Léa de Lonval is an aging courtesan, a once famous beauty facing the end of her sexual career. She is also facing the end of her most intense love affair, with Fred Peloux—known as Chéri—a playboy half her age. But neither lover under-stands how deeply they are attached, or how much life they will give up by parting ways. A classic portrait of French manners before World War I, Chéri also captures a lasting truth about the connections between sex, love, and feelings of mortality. This new edition includes The Last of Chéri, an epilogue in which Colette depicts Paris reeling in the aftermath of war, at the start of the Roaring Twenties.

Praise For Cheri and The Last of Cheri

“Chéri is [Colette’s] masterpiece.”—Michael Straight, The New Republic

“A wonderful subject [treated with] intelligence, mastery, and understanding of the least-admitted secrets of the flesh.”—André Gide

Farrar, Straus and Giroux, 9780374532222, 320pp.

Publication Date: June 23, 2009

About the Author

Colette (1873-1954) published some eighty volumes of fiction and nonfiction. She also had careers as a newspaper reporter, screenwriter, and musichall star. Acknowledged in her lifetime as a master of modern French prose, she was the first woman admitted into the Academie Goncourt. Judith Thurman is the author of "Secrets of the Flesh: A Life of Colette," which was awarded both the Los Angeles Times Book Prize and the Salon Book Award for biography. She is a regular contributor to "The New Yorker."

Conversation Starters from

What did you discover about Colette’s life by reading Judith Thurman’s introduction? Why might Colette have opposed suffragettes while applauding women who were financially independent? How did the knowledge of Colette’s later affair with her stepson affect your reading of Chéri?

Discuss the novel’s theme of physical beauty. Does a woman’s power lie in her appearance? When it comes to aging and the laws of attraction, do equal standards exist between men and women?

In the novel, power is also derived by showing no desire: both Léa and Chéri are careful not to reveal their feelings for each other. Do you think this is the way most couples experience a relationship? Would Léa and Chéri have stayed together if they had talked of love sooner, or did uncertainty keep their relationship alive?
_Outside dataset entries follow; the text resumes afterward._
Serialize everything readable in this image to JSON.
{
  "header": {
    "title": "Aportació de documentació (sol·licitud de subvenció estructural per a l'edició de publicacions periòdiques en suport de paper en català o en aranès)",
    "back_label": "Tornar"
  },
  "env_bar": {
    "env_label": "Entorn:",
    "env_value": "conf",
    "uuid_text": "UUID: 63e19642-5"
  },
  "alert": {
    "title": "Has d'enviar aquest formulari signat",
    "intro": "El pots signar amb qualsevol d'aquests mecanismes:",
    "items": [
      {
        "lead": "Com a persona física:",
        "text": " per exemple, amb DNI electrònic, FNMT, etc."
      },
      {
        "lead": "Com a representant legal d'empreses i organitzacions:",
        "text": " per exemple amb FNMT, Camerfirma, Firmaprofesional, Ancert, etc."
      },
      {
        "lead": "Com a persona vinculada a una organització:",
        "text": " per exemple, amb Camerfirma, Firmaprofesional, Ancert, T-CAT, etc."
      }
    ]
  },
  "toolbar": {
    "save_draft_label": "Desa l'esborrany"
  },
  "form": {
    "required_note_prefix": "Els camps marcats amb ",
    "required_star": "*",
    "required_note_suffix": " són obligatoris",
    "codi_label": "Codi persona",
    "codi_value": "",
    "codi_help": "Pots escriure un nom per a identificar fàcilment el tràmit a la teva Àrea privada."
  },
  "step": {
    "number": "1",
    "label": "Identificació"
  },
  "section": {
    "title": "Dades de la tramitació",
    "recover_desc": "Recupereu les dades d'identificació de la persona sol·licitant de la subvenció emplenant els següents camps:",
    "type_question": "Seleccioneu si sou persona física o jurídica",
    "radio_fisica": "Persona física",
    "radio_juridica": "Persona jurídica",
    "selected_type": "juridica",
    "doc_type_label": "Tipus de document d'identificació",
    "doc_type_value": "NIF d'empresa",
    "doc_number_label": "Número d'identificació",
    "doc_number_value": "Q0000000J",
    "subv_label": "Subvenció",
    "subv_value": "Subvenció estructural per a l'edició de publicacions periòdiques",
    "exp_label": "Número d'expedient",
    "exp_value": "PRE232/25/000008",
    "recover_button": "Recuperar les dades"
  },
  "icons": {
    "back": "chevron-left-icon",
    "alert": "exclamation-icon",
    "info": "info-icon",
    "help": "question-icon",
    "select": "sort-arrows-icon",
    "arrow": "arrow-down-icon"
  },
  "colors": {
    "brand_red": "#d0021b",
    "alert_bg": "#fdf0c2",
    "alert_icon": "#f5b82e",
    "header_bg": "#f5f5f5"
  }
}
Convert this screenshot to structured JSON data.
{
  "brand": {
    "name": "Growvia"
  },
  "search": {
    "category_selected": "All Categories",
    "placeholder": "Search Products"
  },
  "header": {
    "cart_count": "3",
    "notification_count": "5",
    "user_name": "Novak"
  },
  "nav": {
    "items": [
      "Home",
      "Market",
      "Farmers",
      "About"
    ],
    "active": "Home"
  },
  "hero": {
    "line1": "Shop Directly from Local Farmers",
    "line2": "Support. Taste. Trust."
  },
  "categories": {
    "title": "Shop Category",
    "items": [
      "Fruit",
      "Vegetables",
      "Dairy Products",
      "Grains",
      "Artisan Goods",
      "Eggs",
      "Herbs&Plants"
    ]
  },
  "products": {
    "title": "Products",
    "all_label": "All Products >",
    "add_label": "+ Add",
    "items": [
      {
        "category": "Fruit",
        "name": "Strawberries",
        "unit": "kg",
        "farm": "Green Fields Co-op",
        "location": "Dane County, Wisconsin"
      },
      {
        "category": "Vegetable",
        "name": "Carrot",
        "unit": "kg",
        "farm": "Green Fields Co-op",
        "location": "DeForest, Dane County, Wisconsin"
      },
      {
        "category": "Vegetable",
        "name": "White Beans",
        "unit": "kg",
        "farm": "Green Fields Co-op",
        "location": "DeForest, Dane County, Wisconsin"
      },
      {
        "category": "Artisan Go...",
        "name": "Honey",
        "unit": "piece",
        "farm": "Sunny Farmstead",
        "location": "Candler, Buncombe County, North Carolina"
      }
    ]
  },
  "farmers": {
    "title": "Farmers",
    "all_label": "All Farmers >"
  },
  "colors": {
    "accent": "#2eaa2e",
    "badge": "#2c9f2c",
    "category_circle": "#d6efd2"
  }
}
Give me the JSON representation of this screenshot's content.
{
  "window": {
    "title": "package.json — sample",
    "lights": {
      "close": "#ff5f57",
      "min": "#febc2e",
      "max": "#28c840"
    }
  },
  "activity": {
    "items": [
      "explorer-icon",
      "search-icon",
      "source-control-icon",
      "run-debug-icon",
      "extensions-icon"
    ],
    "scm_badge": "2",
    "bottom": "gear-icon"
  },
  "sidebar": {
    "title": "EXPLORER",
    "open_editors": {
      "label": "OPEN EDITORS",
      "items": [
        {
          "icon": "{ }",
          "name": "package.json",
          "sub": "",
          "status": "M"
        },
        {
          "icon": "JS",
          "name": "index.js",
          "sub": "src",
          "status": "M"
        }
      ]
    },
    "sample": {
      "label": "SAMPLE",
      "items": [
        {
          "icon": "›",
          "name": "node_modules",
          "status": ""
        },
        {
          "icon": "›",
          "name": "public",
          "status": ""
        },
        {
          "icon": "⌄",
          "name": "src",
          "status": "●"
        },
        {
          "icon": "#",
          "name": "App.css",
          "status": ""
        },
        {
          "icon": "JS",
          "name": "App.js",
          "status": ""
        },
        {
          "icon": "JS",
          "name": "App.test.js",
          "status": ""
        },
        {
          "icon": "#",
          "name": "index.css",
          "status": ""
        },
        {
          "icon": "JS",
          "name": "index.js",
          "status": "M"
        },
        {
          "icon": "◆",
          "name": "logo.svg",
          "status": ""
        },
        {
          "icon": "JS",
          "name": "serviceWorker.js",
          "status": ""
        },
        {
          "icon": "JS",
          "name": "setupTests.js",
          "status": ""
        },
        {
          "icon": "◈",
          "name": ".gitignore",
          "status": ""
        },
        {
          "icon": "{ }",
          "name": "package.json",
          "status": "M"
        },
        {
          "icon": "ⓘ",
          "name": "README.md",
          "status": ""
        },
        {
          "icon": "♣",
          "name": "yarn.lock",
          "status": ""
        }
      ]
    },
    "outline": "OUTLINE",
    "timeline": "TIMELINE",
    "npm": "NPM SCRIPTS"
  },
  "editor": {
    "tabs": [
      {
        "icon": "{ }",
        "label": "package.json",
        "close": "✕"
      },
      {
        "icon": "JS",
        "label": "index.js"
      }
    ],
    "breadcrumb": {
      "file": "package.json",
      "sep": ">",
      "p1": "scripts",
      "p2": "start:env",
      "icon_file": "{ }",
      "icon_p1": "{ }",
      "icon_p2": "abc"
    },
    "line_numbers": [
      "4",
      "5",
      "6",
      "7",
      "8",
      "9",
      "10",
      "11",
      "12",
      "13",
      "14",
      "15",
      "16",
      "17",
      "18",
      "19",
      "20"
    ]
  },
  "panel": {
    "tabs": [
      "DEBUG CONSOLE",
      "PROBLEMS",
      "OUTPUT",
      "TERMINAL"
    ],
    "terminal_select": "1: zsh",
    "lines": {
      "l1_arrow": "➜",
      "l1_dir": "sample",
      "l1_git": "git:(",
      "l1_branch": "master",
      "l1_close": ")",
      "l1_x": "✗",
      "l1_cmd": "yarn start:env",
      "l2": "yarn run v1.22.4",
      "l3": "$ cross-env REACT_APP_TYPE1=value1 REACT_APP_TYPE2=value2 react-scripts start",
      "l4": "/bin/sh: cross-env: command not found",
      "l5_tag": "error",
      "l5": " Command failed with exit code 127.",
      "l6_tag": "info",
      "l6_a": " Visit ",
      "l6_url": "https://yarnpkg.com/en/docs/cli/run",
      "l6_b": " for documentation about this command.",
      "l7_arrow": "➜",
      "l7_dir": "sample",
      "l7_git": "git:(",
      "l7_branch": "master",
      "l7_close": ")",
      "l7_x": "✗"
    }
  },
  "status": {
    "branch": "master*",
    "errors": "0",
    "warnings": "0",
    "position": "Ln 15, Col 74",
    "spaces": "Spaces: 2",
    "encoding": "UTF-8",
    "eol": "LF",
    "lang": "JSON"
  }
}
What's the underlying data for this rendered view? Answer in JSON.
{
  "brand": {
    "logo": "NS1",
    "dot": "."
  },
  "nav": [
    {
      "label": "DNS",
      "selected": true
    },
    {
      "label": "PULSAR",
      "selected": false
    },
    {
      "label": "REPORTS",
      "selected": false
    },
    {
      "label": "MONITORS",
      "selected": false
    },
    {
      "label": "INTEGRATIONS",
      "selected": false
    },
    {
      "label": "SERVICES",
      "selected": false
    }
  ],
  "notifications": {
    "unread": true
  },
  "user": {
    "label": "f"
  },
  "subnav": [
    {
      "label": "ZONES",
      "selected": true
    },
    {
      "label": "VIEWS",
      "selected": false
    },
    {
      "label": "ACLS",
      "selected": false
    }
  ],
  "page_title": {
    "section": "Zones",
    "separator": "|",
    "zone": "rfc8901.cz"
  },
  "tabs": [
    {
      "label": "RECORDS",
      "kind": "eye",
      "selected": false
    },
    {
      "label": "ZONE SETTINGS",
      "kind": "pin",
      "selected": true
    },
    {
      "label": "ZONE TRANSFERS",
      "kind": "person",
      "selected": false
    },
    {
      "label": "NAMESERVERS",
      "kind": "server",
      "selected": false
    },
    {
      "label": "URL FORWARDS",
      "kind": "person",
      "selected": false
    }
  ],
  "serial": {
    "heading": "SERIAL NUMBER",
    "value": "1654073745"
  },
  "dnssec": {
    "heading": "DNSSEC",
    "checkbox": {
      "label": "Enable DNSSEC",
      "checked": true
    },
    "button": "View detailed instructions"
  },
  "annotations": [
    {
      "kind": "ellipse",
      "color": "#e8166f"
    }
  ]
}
Do Madame Peloux and Madame Marie-Laure (Edmée’s mother) have similar approaches to parenting? Are they good mothers?

What did Patron, the boxer, try to teach Chéri about being a man? What does Chéri seem to believe about the differences between men and women? Why does his femininity vex Léa?

To what extent does Léa act as a surrogate mother for Chéri? Is it good for wives and girlfriends to behave maternally toward their men?

What are the other effects of the age difference between Chéri and Léa? How does age give Léa an advantage over Edmée?

How does Desmond’s club reflect France’s cultural history during this time period? What was symbolic about the sale of Léa’s home (to Americans, no less)?

What does Chéri mean when, on page 263, he says that he is chaste while the rest of the world is mired in deception? Is he right?

In terms of mood, tone, and storytelling, what shifts did you notice between Chéri and The Last of Chéri? How did your impressions of Chéri change between the 4 opening scenes of Chéri and the closing scenes of The Last of Chéri?

Does Léa’s life appeal to you? Who is her twenty-first-century equivalent?

Would Léa have married Chéri, given the chance? Would their marriage have been happier than his marriage to Edmée? What is the difference between Léa’s financial power and Edmée’s?

What pain is Chéri trying to relieve in the closing scene of The Last of Chéri? Do his actions mean that Léa “won”?

What distinctions did you notice between Chéri and the film? What might Colette have said about the production? What made Michelle Pfeiffer ideal for the role of Léa?

Which of Colette’s novels had you read previously? How does Chéri other portrayals of men as lovers?